The FDA has just approved changes to product labeling for popular “lifestyle” drugs Viagra, Cialis, and Levitra. These drugs are meant to treat erectile dysfunction or ED, and my calling them “lifestyle” drugs will trigger the ire of pharma companies, but let’s face it, these types of drugs don’t become blockbuster for no reason.
If you didn’t know, Viagra was born of research on a compound originally intended to treat heart disease. Who knew that the interesting side effect of the compound would create such a media sensation? (not to mention all the lame jokes and commercials accompanying these medications)
The FDA began investigating the potential link between Viagra and similar drugs with hearing loss after reading a case report published in April 2007 in the Journal of Laryngology & Otology. The agency found 29 post-marketing reports of sudden hearing loss in one ear for patients taking Viagra and similar compounds. Now, the FDA wants the drug makers to warn consumers taking ED drugs about the risk of sudden hearing loss after “a very small number of patients” reported sudden hearing loss, sometimes with ringing in the ears and dizziness. Patients who experience sudden hearing loss are advised to stop taking the drug immediately and get medical help.

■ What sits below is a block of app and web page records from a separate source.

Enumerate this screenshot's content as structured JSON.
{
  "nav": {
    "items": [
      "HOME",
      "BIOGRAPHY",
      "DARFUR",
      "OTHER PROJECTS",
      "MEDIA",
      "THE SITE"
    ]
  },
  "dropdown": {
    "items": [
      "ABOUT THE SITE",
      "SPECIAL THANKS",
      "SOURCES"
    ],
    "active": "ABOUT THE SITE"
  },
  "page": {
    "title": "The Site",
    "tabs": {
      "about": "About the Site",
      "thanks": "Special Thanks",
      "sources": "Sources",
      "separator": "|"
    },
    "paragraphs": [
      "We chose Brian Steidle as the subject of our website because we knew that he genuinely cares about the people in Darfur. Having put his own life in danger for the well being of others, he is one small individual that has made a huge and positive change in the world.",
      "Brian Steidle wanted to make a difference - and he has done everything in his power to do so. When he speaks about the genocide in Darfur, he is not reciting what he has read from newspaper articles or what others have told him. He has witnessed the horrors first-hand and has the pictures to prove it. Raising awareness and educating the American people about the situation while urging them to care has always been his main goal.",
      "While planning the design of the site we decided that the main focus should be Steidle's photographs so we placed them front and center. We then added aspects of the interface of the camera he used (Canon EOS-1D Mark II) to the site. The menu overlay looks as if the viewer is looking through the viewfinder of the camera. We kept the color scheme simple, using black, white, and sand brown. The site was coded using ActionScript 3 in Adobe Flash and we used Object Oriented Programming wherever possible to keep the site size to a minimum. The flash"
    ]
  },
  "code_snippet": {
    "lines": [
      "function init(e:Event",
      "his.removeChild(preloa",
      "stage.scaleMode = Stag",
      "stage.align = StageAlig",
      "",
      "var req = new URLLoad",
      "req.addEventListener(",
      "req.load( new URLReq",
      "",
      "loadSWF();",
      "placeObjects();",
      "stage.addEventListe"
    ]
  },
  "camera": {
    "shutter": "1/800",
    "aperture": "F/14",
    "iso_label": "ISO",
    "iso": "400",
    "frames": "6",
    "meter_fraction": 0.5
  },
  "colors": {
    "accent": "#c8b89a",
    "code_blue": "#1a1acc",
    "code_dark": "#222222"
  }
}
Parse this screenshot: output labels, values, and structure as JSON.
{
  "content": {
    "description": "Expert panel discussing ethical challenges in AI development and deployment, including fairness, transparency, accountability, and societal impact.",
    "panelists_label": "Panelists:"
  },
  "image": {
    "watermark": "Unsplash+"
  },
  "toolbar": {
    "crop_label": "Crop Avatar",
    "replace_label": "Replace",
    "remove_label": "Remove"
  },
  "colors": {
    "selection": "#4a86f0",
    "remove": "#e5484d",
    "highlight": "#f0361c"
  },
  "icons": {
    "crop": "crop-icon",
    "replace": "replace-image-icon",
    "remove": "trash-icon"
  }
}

Given the number of prescriptions that have been dispensed for Viagra and family, 29 reports of sudden hearing loss really isn’t a “big” number. However, let’s take this in the context of the current media attention on children’s cough medication calling to be banned because of less than 60 total deaths over the span of more than 35 years (1969-2006). Even if infant deaths due to cough mixture were attributed to inappropriate dosing, 29 drug-related adverse events of anything these days may be too many to be ignored.